Excerpted data
───
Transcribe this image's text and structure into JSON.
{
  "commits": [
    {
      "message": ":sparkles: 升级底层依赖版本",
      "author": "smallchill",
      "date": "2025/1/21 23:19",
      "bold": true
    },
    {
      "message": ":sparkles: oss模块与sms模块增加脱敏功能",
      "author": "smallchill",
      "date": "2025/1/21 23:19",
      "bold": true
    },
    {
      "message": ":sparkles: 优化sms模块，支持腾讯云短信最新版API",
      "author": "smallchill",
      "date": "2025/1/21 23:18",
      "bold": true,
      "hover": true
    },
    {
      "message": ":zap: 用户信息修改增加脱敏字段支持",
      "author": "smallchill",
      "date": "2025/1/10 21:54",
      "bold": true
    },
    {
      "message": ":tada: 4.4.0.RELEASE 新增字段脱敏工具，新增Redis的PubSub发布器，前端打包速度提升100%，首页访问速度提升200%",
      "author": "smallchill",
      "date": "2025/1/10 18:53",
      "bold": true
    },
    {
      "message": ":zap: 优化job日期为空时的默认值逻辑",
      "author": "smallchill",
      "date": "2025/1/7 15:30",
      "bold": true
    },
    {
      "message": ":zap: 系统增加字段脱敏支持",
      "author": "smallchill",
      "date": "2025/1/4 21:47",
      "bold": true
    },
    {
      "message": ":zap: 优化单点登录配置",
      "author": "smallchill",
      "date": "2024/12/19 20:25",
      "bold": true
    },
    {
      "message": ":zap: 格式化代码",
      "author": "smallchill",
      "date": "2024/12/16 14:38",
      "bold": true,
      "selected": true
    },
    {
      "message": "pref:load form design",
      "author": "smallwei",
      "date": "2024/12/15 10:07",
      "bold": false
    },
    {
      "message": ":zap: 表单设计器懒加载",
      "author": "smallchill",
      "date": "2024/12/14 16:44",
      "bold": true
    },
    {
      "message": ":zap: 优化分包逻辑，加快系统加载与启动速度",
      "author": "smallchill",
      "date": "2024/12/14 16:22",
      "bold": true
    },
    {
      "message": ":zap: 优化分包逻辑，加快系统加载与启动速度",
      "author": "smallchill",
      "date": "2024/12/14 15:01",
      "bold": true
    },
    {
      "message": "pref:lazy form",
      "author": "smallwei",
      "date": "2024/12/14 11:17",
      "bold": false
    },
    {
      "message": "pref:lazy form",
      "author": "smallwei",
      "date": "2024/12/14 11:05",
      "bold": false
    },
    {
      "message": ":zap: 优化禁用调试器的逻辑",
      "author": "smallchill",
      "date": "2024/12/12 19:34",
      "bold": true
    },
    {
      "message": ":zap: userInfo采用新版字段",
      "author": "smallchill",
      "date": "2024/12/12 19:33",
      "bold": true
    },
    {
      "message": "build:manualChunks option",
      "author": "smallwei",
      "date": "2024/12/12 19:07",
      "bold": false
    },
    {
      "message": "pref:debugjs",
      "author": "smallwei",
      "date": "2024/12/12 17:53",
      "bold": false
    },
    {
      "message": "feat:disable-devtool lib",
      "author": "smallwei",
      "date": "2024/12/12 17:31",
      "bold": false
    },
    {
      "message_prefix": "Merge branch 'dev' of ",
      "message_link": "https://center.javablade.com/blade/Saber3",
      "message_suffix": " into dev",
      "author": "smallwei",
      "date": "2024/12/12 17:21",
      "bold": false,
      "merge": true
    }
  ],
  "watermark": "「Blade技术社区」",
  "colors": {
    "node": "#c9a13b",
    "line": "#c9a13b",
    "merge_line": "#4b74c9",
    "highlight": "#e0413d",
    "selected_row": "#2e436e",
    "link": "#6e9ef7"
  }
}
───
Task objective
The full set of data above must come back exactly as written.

Worked solution
Transcribe this image's text and structure into JSON.
{
  "commits": [
    {
      "message": ":sparkles: 升级底层依赖版本",
      "author": "smallchill",
      "date": "2025/1/21 23:19",
      "bold": true
    },
    {
      "message": ":sparkles: oss模块与sms模块增加脱敏功能",
      "author": "smallchill",
      "date": "2025/1/21 23:19",
      "bold": true
    },
    {
      "message": ":sparkles: 优化sms模块，支持腾讯云短信最新版API",
      "author": "smallchill",
      "date": "2025/1/21 23:18",
      "bold": true,
      "hover": true
    },
    {
      "message": ":zap: 用户信息修改增加脱敏字段支持",
      "author": "smallchill",
      "date": "2025/1/10 21:54",
      "bold": true
    },
    {
      "message": ":tada: 4.4.0.RELEASE 新增字段脱敏工具，新增Redis的PubSub发布器，前端打包速度提升100%，首页访问速度提升200%",
      "author": "smallchill",
      "date": "2025/1/10 18:53",
      "bold": true
    },
    {
      "message": ":zap: 优化job日期为空时的默认值逻辑",
      "author": "smallchill",
      "date": "2025/1/7 15:30",
      "bold": true
    },
    {
      "message": ":zap: 系统增加字段脱敏支持",
      "author": "smallchill",
      "date": "2025/1/4 21:47",
      "bold": true
    },
    {
      "message": ":zap: 优化单点登录配置",
      "author": "smallchill",
      "date": "2024/12/19 20:25",
      "bold": true
    },
    {
      "message": ":zap: 格式化代码",
      "author": "smallchill",
      "date": "2024/12/16 14:38",
      "bold": true,
      "selected": true
    },
    {
      "message": "pref:load form design",
      "author": "smallwei",
      "date": "2024/12/15 10:07",
      "bold": false
    },
    {
      "message": ":zap: 表单设计器懒加载",
      "author": "smallchill",
      "date": "2024/12/14 16:44",
      "bold": true
    },
    {
      "message": ":zap: 优化分包逻辑，加快系统加载与启动速度",
      "author": "smallchill",
      "date": "2024/12/14 16:22",
      "bold": true
    },
    {
      "message": ":zap: 优化分包逻辑，加快系统加载与启动速度",
      "author": "smallchill",
      "date": "2024/12/14 15:01",
      "bold": true
    },
    {
      "message": "pref:lazy form",
      "author": "smallwei",
      "date": "2024/12/14 11:17",
      "bold": false
    },
    {
      "message": "pref:lazy form",
      "author": "smallwei",
      "date": "2024/12/14 11:05",
      "bold": false
    },
    {
      "message": ":zap: 优化禁用调试器的逻辑",
      "author": "smallchill",
      "date": "2024/12/12 19:34",
      "bold": true
    },
    {
      "message": ":zap: userInfo采用新版字段",
      "author": "smallchill",
      "date": "2024/12/12 19:33",
      "bold": true
    },
    {
      "message": "build:manualChunks option",
      "author": "smallwei",
      "date": "2024/12/12 19:07",
      "bold": false
    },
    {
      "message": "pref:debugjs",
      "author": "smallwei",
      "date": "2024/12/12 17:53",
      "bold": false
    },
    {
      "message": "feat:disable-devtool lib",
      "author": "smallwei",
      "date": "2024/12/12 17:31",
      "bold": false
    },
    {
      "message_prefix": "Merge branch 'dev' of ",
      "message_link": "https://center.javablade.com/blade/Saber3",
      "message_suffix": " into dev",
      "author": "smallwei",
      "date": "2024/12/12 17:21",
      "bold": false,
      "merge": true
    }
  ],
  "watermark": "「Blade技术社区」",
  "colors": {
    "node": "#c9a13b",
    "line": "#c9a13b",
    "merge_line": "#4b74c9",
    "highlight": "#e0413d",
    "selected_row": "#2e436e",
    "link": "#6e9ef7"
  }
}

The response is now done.